If a limit is introduced, I think it would be smart to make it generous. One of the qualities of this site is the depth and thoroughness in the comments. That certainly doesn’t fit in a Twitter format or similar. The members here seem to have a longer than currently normal attention span. 🙂 Also, if introduced, I think it would be smart to have a counter showing exactly how far we are from the limit.
I think that’s a very good analyses. And I totally agree that any limit should be generous and way over the twitter limit.
What limit do you think would make things a bit more concise, and encourage people to break comments up by subject, but not stifle debate, which is the very last thing I want to do. It’s a hard trade off, and if we can’t do it right, I would much rather leave it as it is.
I really don’t know what would be a good limit. Some posts are too long with 20 words. Others are too short with a thousand words. I lean towards thinking that the benefits of a limit are nice but not essential, while the potential damage might be significant.

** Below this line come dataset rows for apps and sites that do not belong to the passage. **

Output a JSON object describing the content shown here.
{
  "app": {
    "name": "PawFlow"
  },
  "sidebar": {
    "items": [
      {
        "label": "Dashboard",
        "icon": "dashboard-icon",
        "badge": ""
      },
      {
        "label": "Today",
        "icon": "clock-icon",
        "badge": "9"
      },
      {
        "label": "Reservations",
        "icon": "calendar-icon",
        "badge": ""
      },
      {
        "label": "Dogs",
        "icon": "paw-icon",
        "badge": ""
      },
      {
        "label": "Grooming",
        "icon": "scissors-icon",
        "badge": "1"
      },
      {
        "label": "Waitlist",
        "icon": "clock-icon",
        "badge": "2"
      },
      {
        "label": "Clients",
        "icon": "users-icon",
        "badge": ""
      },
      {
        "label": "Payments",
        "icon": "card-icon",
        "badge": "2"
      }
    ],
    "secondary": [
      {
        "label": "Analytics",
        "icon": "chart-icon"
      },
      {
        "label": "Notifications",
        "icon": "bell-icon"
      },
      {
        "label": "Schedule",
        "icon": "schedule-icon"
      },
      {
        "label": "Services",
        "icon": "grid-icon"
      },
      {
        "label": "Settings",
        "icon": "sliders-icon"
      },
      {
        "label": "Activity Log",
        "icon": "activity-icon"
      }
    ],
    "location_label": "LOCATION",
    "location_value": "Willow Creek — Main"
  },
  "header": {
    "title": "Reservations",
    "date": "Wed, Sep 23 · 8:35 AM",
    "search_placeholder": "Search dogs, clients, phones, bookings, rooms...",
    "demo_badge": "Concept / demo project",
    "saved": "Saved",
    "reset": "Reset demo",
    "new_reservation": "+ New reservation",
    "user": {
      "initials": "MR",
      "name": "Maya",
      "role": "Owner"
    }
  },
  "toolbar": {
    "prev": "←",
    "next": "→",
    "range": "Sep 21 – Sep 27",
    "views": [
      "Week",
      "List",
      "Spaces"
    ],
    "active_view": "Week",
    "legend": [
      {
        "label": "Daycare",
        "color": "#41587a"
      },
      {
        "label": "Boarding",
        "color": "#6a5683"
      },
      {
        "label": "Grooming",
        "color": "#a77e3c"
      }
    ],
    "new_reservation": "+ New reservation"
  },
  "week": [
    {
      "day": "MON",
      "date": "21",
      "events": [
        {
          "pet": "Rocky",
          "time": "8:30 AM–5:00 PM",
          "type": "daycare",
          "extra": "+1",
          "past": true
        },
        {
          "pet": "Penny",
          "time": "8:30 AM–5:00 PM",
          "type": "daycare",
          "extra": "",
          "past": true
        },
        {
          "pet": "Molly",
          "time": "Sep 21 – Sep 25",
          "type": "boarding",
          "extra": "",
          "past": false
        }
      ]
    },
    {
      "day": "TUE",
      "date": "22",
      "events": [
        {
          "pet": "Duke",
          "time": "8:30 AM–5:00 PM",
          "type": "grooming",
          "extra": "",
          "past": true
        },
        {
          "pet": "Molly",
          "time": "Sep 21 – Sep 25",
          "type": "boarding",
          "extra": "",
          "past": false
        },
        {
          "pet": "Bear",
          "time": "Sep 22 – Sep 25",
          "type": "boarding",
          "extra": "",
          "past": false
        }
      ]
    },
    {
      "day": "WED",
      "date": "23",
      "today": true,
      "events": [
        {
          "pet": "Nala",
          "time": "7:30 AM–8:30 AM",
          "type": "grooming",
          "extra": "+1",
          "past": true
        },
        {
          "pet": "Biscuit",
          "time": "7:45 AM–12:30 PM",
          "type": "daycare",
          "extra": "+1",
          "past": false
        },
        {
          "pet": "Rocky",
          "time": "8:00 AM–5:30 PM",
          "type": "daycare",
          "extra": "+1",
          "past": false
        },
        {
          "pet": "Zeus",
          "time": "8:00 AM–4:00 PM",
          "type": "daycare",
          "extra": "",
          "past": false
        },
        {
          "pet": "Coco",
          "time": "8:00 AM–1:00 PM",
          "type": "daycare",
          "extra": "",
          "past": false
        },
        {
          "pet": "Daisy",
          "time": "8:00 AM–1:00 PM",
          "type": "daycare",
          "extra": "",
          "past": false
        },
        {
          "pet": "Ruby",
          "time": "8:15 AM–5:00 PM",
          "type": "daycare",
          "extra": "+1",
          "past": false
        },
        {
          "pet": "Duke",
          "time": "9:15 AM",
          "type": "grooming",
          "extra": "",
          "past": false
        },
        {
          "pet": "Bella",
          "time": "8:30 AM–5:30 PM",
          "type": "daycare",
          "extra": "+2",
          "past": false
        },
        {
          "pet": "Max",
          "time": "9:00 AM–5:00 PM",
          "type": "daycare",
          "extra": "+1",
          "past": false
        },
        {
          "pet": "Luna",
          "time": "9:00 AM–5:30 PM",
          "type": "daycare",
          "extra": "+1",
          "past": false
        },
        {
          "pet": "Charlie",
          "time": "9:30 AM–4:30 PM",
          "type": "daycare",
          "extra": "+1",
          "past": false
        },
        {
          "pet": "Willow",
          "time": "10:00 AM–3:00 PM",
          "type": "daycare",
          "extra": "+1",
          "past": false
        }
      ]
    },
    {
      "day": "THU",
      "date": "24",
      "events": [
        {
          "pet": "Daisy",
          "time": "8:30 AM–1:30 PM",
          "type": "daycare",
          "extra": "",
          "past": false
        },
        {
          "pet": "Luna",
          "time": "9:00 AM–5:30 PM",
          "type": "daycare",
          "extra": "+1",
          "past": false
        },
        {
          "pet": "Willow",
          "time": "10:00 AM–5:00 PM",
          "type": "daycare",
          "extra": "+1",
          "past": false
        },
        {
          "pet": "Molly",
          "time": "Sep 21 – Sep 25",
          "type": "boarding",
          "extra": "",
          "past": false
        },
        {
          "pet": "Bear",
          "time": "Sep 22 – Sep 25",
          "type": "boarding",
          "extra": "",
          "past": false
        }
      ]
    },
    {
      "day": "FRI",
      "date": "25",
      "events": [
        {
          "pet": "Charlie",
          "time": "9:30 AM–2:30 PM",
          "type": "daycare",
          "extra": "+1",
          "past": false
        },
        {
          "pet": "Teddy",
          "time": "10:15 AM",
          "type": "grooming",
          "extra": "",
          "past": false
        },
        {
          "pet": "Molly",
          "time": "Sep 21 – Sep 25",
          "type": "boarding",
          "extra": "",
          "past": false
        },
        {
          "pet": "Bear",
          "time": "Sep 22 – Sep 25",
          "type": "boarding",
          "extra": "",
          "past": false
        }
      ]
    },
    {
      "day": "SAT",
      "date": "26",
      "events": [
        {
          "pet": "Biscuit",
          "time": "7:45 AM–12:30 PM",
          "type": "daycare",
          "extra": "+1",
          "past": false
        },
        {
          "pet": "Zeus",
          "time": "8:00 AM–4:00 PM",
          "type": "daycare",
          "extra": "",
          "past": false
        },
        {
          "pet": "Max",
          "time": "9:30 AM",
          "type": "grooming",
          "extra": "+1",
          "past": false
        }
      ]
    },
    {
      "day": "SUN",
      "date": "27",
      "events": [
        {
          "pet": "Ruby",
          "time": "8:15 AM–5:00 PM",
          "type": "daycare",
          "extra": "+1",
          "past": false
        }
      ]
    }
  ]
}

Anyway, there’s an automatic motivation towards limiting lenght, even without an absolute limit. Writing takes time and effort. If there is a limit, I would probably spend more time in total, editing to keep it inside the limit. I don’t really think that would influence my willingness to spend the time needed, but these things are influenced by emotions more than logic. What I think I’ll do isn’t necessarily what I’ll actually do. As you know, no person ever born was in control of their emotions. Especially not those who think they are. 🙂
Perhaps, rather than a limit, some sort of extra input on length could help giving awareness to the writer that novel level is approaching? Perhaps some progress bar? Or the text turning red? Or the letters becoming gradually smaller to illustrate that it’s also harder to read for others? 🙂 Maybe displaying the current number of words and a comparison to the average or the desired length could be a useful reminder?
Interesting suggestions and observations. I love the font getting smaller and smaller! Unfortunately, the only thing I can actually do is a character count down that goes red when it gets near the limit.
Is it possible to have the character counter that turns red, as you mention, but still have no hard limit? The number would only be info that it’s getting longer than recommendable, while those needing a longer format can pretend to not see it and keep writing. I think many, myself included, might be influenced by that recommendation.
Most anythings possible with coding but given how slow I am at it, I don’t think it’s worth my time to implement anything other than what’s already available in the software with options, particularly given that I don’t perceive this as a big problem.
I vote for no limit on comment length.
Please do NOT limit comment length. The quality of the comments here are such that restricting comment length would be a huge disservice to your subscribers IMO.
No immediate plans, but I’m not sure it’s that cut and dried. Stein makes some good points for the idea if properly implemented with a generous limit, and I myself live under a word length restriction (enforced by my editor) which is undoubtably good for my writing.
“I apologize for such a long letter – I didn’t have time to write a short one.” Mark Twain.
A vote for long format here.
I find a lot of very useful titbits in the comments. I think the site would be the less for it if a short format in comments was enforced. If one doesn’t want to read a long post, then dont and move on.
There is much wisdom in the comments, would hate to lose it.
We have no intention of going over to short form like twitter, so any limit would be generous and there would be nothing to stop a second or third comment, which might work well for comments that are now so long because they cover multiple subjects that people tend to skip over them.
Anyway, just an item for thought at the moment.